This Best of Bogue column originally was published Nov. 6, 2008.
Dear Gary: This past summer I had an unusual close encounter with a large Canada goose.
My husband and I were walking down a dirt road behind our cabin on Lake Superior in Michigan's Upper Peninsula. Up ahead of us we saw a goose flying at treetop level winging its way toward the lake about 100 feet away.
Suddenly the goose clipped the topmost branches and immediately began to plummet in a downward arc directly toward me. The goose was desperately flapping its wings trying to stabilize itself and was wobbling from side to side. This all happened so fast and I was doing my "get out of the way of the goose" dance.
He zigged, I zagged, and we kept this up until he landed with a big thud right at my feet. If I had taken just one more step the goose would have scored a direct hit and knocked me right over.
I stood there like a deer in the headlights trying to process what had happened. The goose picked itself right up and with as much dignity as it could muster stomped off through the woods toward the lake, honking noisily all the way.
Gary, what could have caused that goose to just fly into the tree like that? Maybe he was ill, a little distracted, or had a faulty GPS? I've been wondering about that all this time. He was a full-size adult so it wasn't a case of a young one's maiden flight.
DEAR BARBARA: Believe it or not, wild creatures aren't perfect. Sometimes they stumble, slip, fall, bump and crash into things just like us awkward humans.
I once saw a deer slip and fall as it was dashing across the road in front of my car. She picked herself up and kept running.
About 20 years ago, a mountain lion was found lying at the bottom of a hill next to a road in the Big Sur area just past Carmel. It had a big hole in its breast and game wardens were pretty sure someone illegally shot the big cat. However, after investigating the scene, they discovered a sharp pointy branch sticking out from a manzanita bush, covered with blood.
The lion apparently impaled itself on the branch while chasing a deer, slipped off and rolled down the hill.
DEAR GARY: I was serenaded last night to the sound of two owls in the tall pine trees next to my house -- in the fox squirrel tree.
Can you help identify them? Per my bird guide I think they may be great horned owls. One called "who who who, whoo whoo whoo" and another answered nearby with a higher pitched call in a similar six to seven hoot melody.
Are they mating? I heard this same tonal melody once before last winter, I think for about a week. They must be passing through because I don't usually hear them.
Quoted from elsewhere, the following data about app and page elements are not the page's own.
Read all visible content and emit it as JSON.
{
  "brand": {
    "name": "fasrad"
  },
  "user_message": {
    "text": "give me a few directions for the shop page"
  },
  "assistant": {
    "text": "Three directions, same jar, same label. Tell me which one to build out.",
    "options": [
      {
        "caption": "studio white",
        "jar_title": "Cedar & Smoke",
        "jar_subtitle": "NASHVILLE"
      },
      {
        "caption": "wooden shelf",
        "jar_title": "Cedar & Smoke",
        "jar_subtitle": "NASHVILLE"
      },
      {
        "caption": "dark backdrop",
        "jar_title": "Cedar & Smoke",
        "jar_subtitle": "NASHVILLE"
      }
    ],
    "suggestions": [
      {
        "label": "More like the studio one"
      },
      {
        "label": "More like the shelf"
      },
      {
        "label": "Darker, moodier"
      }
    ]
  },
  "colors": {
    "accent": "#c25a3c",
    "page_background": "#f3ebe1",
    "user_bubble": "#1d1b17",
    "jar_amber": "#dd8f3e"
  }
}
How do I make them stay, besides offering my tasty squirrel family?
DEAR MARLENE: Great horned owls it is. This is breeding season for them and they're hooting up a storm to attract mates.
Sounds like there's a match being made in your yard.
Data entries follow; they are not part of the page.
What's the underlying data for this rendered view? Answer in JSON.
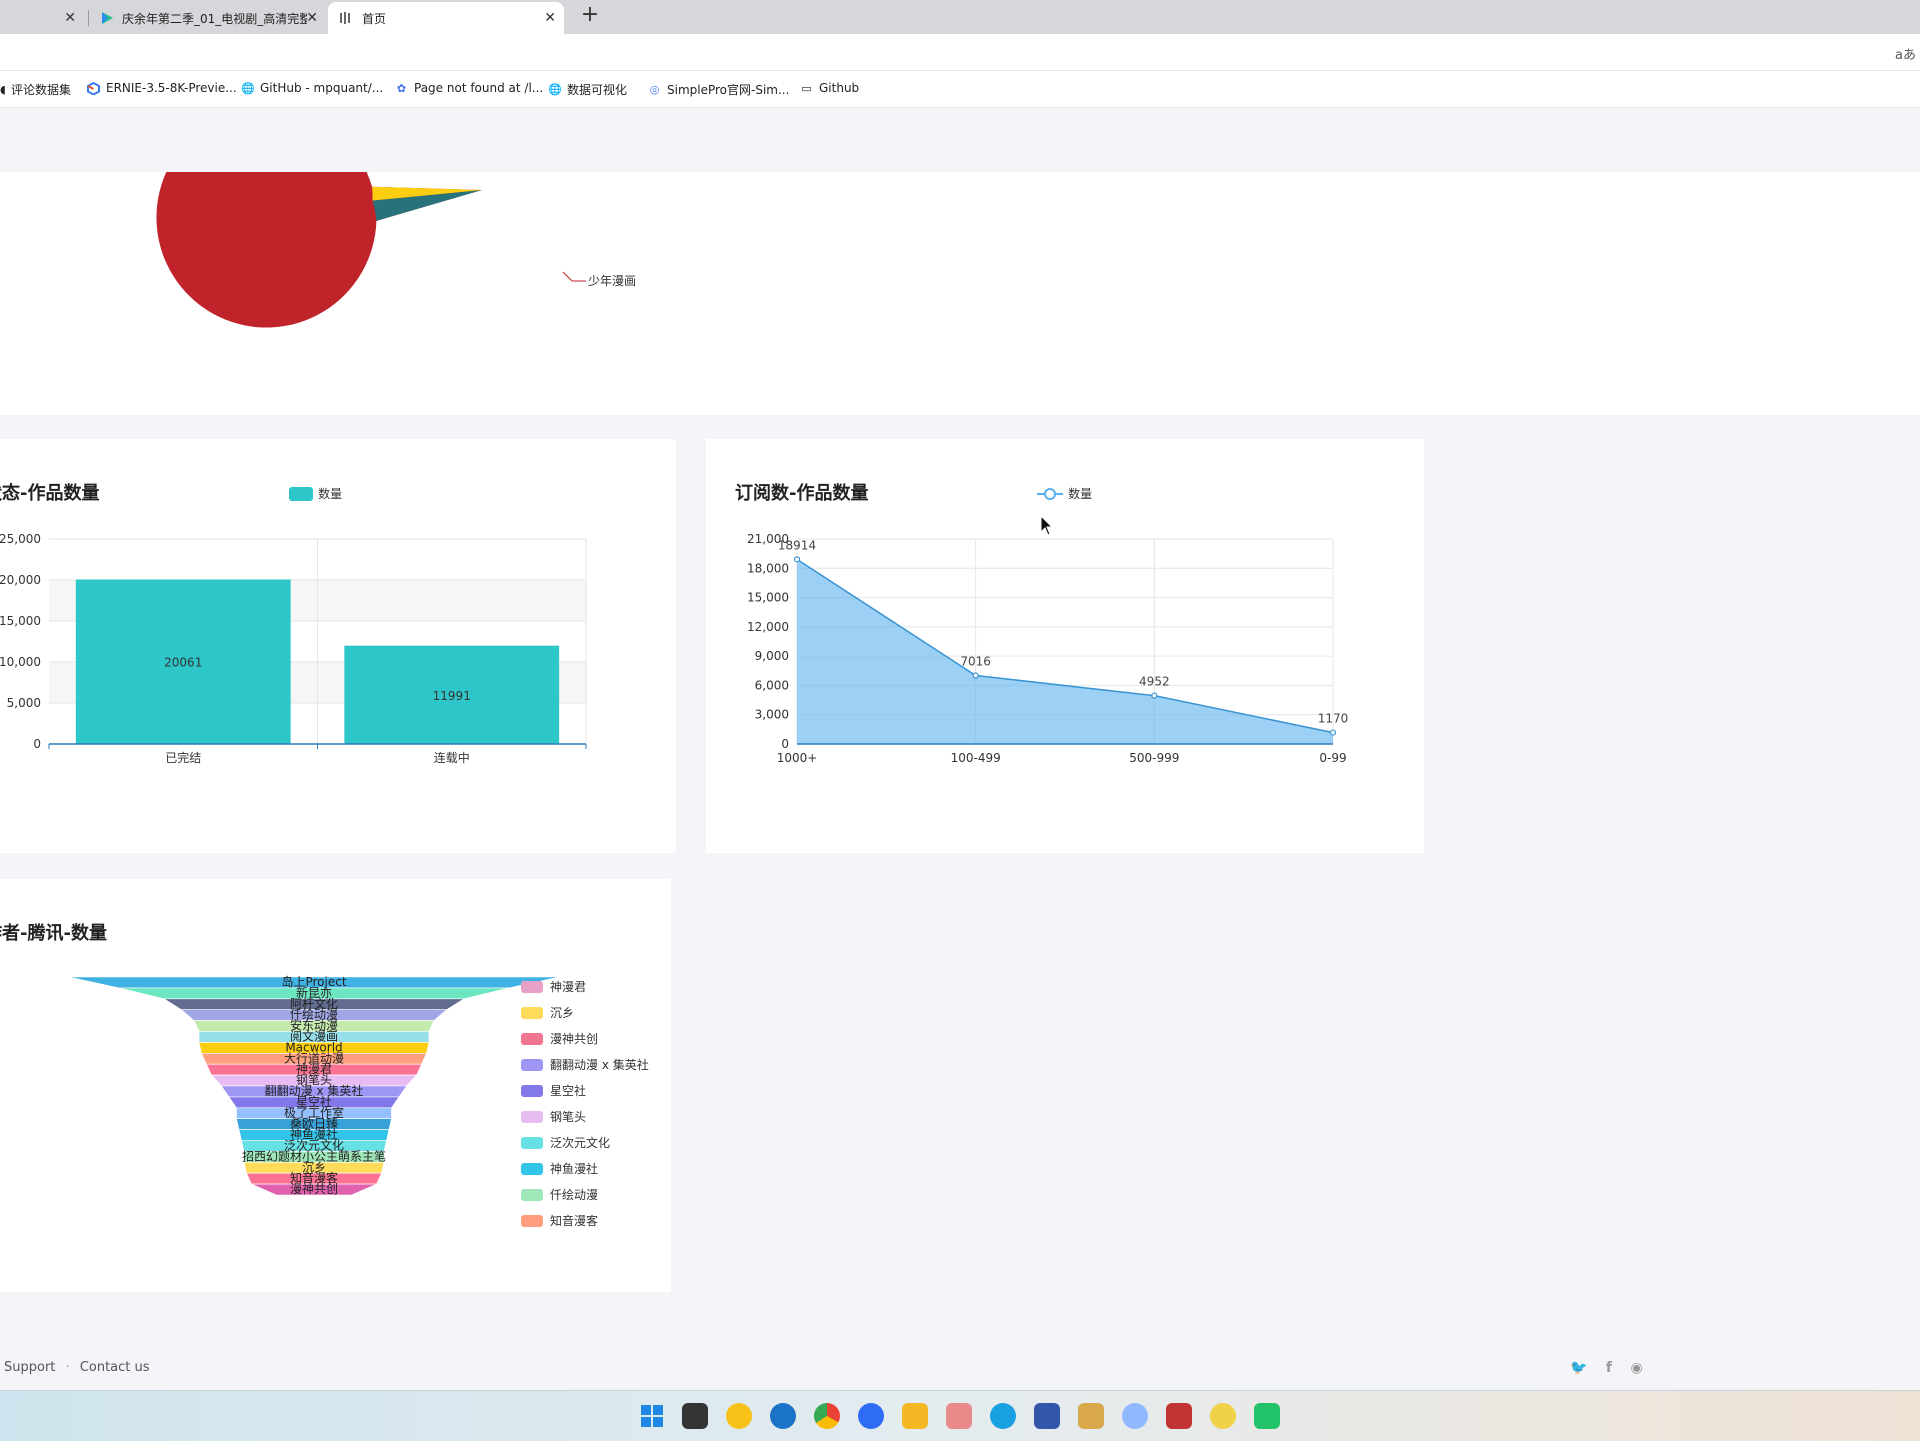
{
  "browser": {
    "tabs": [
      {
        "label": ""
      },
      {
        "label": "庆余年第二季_01_电视剧_高清完整"
      },
      {
        "label": "首页"
      }
    ],
    "new_tab_label": "+",
    "reader_mode_label": "aあ"
  },
  "bookmarks": [
    {
      "label": "评论数据集"
    },
    {
      "label": "ERNIE-3.5-8K-Previe..."
    },
    {
      "label": "GitHub - mpquant/..."
    },
    {
      "label": "Page not found at /l..."
    },
    {
      "label": "数据可视化"
    },
    {
      "label": "SimplePro官网-Sim..."
    },
    {
      "label": "Github"
    }
  ],
  "pie_card": {
    "label": "少年漫画",
    "chart_data": {
      "type": "pie",
      "slices": [
        {
          "name": "少年漫画",
          "value": 95,
          "color": "#c1232b"
        },
        {
          "name": "",
          "value": 3,
          "color": "#27727b"
        },
        {
          "name": "",
          "value": 2,
          "color": "#fcce10"
        }
      ]
    }
  },
  "status_card": {
    "title": "状态-作品数量",
    "legend": "数量",
    "chart_data": {
      "type": "bar",
      "categories": [
        "已完结",
        "连载中"
      ],
      "values": [
        20061,
        11991
      ],
      "ylim": [
        0,
        25000
      ],
      "yticks": [
        "0",
        "5,000",
        "10,000",
        "15,000",
        "20,000",
        "25,000"
      ],
      "color": "#2ec7c9",
      "data_labels": [
        "20061",
        "11991"
      ]
    }
  },
  "subs_card": {
    "title": "订阅数-作品数量",
    "legend": "数量",
    "chart_data": {
      "type": "area",
      "categories": [
        "1000+",
        "100-499",
        "500-999",
        "0-99"
      ],
      "values": [
        18914,
        7016,
        4952,
        1170
      ],
      "ylim": [
        0,
        21000
      ],
      "yticks": [
        "0",
        "3,000",
        "6,000",
        "9,000",
        "12,000",
        "15,000",
        "18,000",
        "21,000"
      ],
      "color": "#5ab1ef",
      "data_labels": [
        "18914",
        "7016",
        "4952",
        "1170"
      ]
    }
  },
  "author_card": {
    "title": "作者-腾讯-数量",
    "chart_data": {
      "type": "funnel",
      "labels": [
        "岛上Project",
        "新昆亦",
        "阿杆文化",
        "仟绘动漫",
        "安东动漫",
        "阅文漫画",
        "Macworld",
        "大行道动漫",
        "神漫君",
        "钢笔头",
        "翻翻动漫 x 集英社",
        "星空社",
        "极了工作室",
        "桑欧日臻",
        "神鱼漫社",
        "泛次元文化",
        "招西幻题材小公主萌系主笔",
        "沉乡",
        "知音漫客",
        "漫神共创"
      ],
      "colors": [
        "#3fb1e3",
        "#6be6c1",
        "#626c91",
        "#a0a7e6",
        "#c4ebad",
        "#96dee8",
        "#fcce10",
        "#ff9f7f",
        "#fb7293",
        "#e7bcf3",
        "#9d96f5",
        "#8378ea",
        "#96bfff",
        "#37a2da",
        "#32c5e9",
        "#67e0e3",
        "#9fe6b8",
        "#ffdb5c",
        "#fb7293",
        "#e062ae"
      ]
    },
    "legend": [
      {
        "label": "神漫君",
        "color": "#e7a0c7"
      },
      {
        "label": "沉乡",
        "color": "#ffdb5c"
      },
      {
        "label": "漫神共创",
        "color": "#f07590"
      },
      {
        "label": "翻翻动漫 x 集英社",
        "color": "#9d96f5"
      },
      {
        "label": "星空社",
        "color": "#8378ea"
      },
      {
        "label": "钢笔头",
        "color": "#e7bcf3"
      },
      {
        "label": "泛次元文化",
        "color": "#67e0e3"
      },
      {
        "label": "神鱼漫社",
        "color": "#32c5e9"
      },
      {
        "label": "仟绘动漫",
        "color": "#9fe6b8"
      },
      {
        "label": "知音漫客",
        "color": "#ff9f7f"
      }
    ]
  },
  "footer": {
    "support": "Support",
    "separator": "·",
    "contact": "Contact us"
  }
}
Whether they stay or not is up to them. They may be passing through, or one might have a nearby nest hole staked out. They could even be living near you right now and you don't know about it because you're asleep when they're out and about.
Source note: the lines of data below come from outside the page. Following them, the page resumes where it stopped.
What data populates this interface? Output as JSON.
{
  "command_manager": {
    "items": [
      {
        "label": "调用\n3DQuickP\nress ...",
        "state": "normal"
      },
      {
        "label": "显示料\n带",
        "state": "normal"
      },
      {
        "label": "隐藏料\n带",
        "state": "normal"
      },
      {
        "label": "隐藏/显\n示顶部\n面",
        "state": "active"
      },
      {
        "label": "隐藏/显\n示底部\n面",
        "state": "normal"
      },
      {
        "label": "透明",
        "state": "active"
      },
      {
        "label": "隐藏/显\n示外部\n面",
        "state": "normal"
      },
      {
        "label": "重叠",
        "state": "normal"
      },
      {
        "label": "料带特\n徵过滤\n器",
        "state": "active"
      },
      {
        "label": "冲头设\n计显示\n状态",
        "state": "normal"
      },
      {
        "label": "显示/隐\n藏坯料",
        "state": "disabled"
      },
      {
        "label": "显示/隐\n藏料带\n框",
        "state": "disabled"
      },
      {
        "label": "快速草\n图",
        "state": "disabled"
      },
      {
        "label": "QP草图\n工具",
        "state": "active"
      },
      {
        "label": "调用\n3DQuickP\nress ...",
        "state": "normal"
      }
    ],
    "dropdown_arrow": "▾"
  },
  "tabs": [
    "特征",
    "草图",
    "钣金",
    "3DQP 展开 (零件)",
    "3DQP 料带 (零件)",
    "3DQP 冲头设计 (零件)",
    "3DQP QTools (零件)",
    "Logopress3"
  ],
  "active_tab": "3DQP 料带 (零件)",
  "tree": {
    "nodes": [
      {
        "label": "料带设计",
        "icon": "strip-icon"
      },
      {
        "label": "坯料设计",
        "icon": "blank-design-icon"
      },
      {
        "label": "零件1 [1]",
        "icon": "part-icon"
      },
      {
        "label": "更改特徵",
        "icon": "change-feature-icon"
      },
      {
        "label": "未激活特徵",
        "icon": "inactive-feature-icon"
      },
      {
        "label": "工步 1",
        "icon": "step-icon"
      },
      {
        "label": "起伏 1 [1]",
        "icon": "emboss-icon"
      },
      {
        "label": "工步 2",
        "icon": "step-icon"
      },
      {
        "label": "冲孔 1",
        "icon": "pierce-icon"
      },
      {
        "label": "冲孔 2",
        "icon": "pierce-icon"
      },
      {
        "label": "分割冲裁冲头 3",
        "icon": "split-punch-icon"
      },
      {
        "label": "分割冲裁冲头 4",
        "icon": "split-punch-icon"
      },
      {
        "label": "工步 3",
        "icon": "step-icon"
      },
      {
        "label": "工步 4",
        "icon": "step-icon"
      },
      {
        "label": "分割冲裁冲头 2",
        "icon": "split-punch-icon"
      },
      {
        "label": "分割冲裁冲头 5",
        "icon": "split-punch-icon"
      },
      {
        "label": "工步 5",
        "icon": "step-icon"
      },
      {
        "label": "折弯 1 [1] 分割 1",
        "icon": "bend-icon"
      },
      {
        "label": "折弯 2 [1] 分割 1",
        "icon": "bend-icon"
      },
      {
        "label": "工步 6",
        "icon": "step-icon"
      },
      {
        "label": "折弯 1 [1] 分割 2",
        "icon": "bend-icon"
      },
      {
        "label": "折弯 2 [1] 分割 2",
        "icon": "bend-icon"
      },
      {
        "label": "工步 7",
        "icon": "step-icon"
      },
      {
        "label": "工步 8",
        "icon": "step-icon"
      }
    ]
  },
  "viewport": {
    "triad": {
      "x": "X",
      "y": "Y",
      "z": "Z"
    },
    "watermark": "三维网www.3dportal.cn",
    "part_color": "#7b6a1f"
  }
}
Gary Bogue has retired after 42 years of writing this column. If you have animal-related questions, contact Joan Morris at firstname.lastname@example.org; or P.O. Box 8099, Walnut Creek, CA 94596.